Recent interventions in agricultural safety and health have developed a more comprehensive and contextual approach to farm safety behaviors. These are broad, general approaches to safe work practices that complement the task-focused safety training and engineering interventions of many farm safety programs. Some common features of these more recent interventions are: (1) the interventions require the active participation of the farmers and farm workers, for whom the interventions are intended; (2) farm economics and productivity are recognized as powerful determinants in shaping the structure and organization of the enterprise; (3) safe work practices and safety-related improvements in the work environment are shown to promote the productivity and economic viability of the farm; and (4) participation from community members, including extension agents, 4-H, FFA, educators, equipment dealers, insurance agents, bankers, local media, and others can be the key to making such interventions successful-both in the early phases, and over the long term.
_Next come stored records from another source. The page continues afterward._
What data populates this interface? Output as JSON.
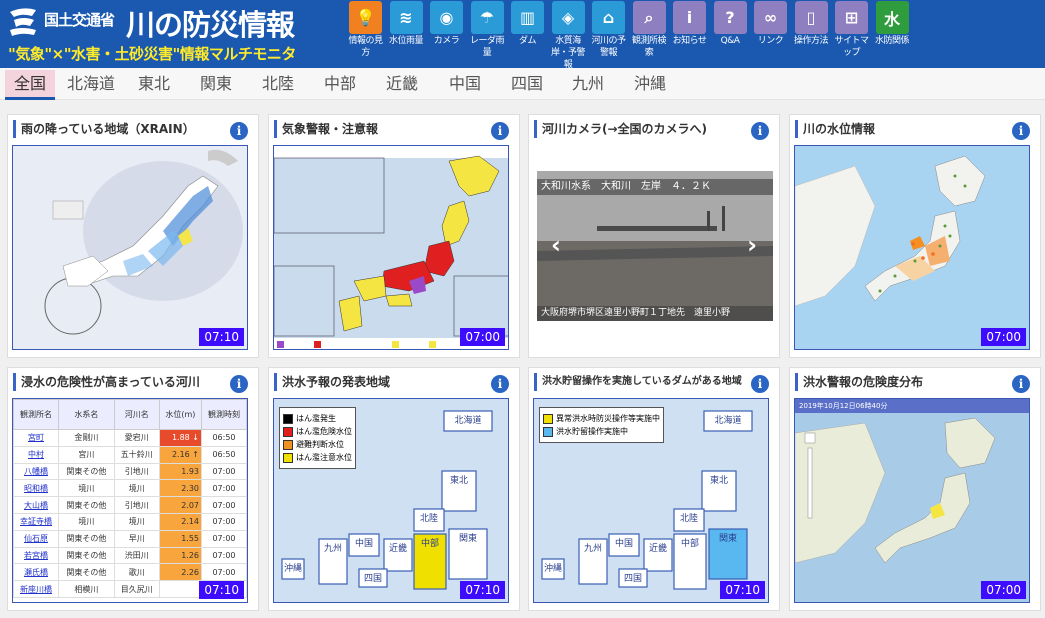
{
  "header": {
    "ministry": "国土交通省",
    "title": "川の防災情報",
    "subtitle": "\"気象\"×\"水害・土砂災害\"情報マルチモニタ"
  },
  "nav": [
    {
      "label": "情報の見方",
      "icon": "lightbulb-icon",
      "color": "#f08020"
    },
    {
      "label": "水位雨量",
      "icon": "water-gauge-icon",
      "color": "#2a9bd6"
    },
    {
      "label": "カメラ",
      "icon": "camera-icon",
      "color": "#2a9bd6"
    },
    {
      "label": "レーダ雨量",
      "icon": "rain-radar-icon",
      "color": "#2a9bd6"
    },
    {
      "label": "ダム",
      "icon": "dam-icon",
      "color": "#2a9bd6"
    },
    {
      "label": "水質海岸・予警報",
      "icon": "water-quality-icon",
      "color": "#2a9bd6"
    },
    {
      "label": "河川の予警報",
      "icon": "river-warning-icon",
      "color": "#2a9bd6"
    },
    {
      "label": "観測所検索",
      "icon": "search-icon",
      "color": "#8e7fc0"
    },
    {
      "label": "お知らせ",
      "icon": "info-icon",
      "color": "#8e7fc0"
    },
    {
      "label": "Q&A",
      "icon": "question-icon",
      "color": "#8e7fc0"
    },
    {
      "label": "リンク",
      "icon": "link-icon",
      "color": "#8e7fc0"
    },
    {
      "label": "操作方法",
      "icon": "mouse-icon",
      "color": "#8e7fc0"
    },
    {
      "label": "サイトマップ",
      "icon": "sitemap-icon",
      "color": "#8e7fc0"
    },
    {
      "label": "水防関係",
      "icon": "flood-defense-icon",
      "color": "#2f9c3d"
    }
  ],
  "regions": [
    "全国",
    "北海道",
    "東北",
    "関東",
    "北陸",
    "中部",
    "近畿",
    "中国",
    "四国",
    "九州",
    "沖縄"
  ],
  "active_region": "全国",
  "panels": {
    "rain": {
      "title": "雨の降っている地域（XRAIN）",
      "time": "07:10"
    },
    "warnings": {
      "title": "気象警報・注意報",
      "time": "07:00"
    },
    "camera": {
      "title": "河川カメラ(→全国のカメラへ)",
      "caption_top": "大和川水系　大和川　左岸　４．２Ｋ",
      "caption_bottom": "大阪府堺市堺区遠里小野町１丁地先　遠里小野"
    },
    "water_level": {
      "title": "川の水位情報",
      "time": "07:00"
    },
    "flood_danger": {
      "title": "浸水の危険性が高まっている河川",
      "time": "07:10",
      "headers": [
        "観測所名",
        "水系名",
        "河川名",
        "水位(m)",
        "観測時刻"
      ],
      "rows": [
        [
          "宮町",
          "金剛川",
          "愛宕川",
          "1.88 ↓",
          "06:50"
        ],
        [
          "中村",
          "宮川",
          "五十鈴川",
          "2.16 ↑",
          "06:50"
        ],
        [
          "八幡橋",
          "関東その他",
          "引地川",
          "1.93",
          "07:00"
        ],
        [
          "昭和橋",
          "境川",
          "境川",
          "2.30",
          "07:00"
        ],
        [
          "大山橋",
          "関東その他",
          "引地川",
          "2.07",
          "07:00"
        ],
        [
          "幸証寺橋",
          "境川",
          "境川",
          "2.14",
          "07:00"
        ],
        [
          "仙石原",
          "関東その他",
          "早川",
          "1.55",
          "07:00"
        ],
        [
          "若宮橋",
          "関東その他",
          "渋田川",
          "1.26",
          "07:00"
        ],
        [
          "瀬氏橋",
          "関東その他",
          "歌川",
          "2.26",
          "07:00"
        ],
        [
          "新座川橋",
          "相模川",
          "目久尻川",
          "",
          ""
        ]
      ]
    },
    "flood_forecast": {
      "title": "洪水予報の発表地域",
      "time": "07:10",
      "legend": [
        "はん濫発生",
        "はん濫危険水位",
        "避難判断水位",
        "はん濫注意水位"
      ],
      "legend_colors": [
        "#000000",
        "#e02020",
        "#f09020",
        "#f0e000"
      ],
      "regions": [
        "北海道",
        "東北",
        "北陸",
        "関東",
        "中部",
        "近畿",
        "中国",
        "四国",
        "九州",
        "沖縄"
      ]
    },
    "dam": {
      "title": "洪水貯留操作を実施しているダムがある地域",
      "time": "07:10",
      "legend": [
        "異常洪水時防災操作等実施中",
        "洪水貯留操作実施中"
      ],
      "legend_colors": [
        "#f0e000",
        "#5ab8f0"
      ],
      "regions": [
        "北海道",
        "東北",
        "北陸",
        "関東",
        "中部",
        "近畿",
        "中国",
        "四国",
        "九州",
        "沖縄"
      ]
    },
    "flood_alert": {
      "title": "洪水警報の危険度分布",
      "time": "07:00",
      "map_date": "2019年10月12日06時40分"
    }
  }
}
This article describes a breakout session that was held at the Agricultural Health and Safety Conference sponsored by the National Institute for Occupational Safety and Health, 15-17 July 1997, in Morgantown, West Virginia. The panel was convened to address the approaches to interventions outlined above. These approaches, brief highlights of six presentations illustrating these approaches to interventions, comments from three discussants, and feedback from the audience are summarized in this article.
Ted Scharf, NIOSH, C-24, 4676 Columbia Parkway, Cincinnati, OH 45226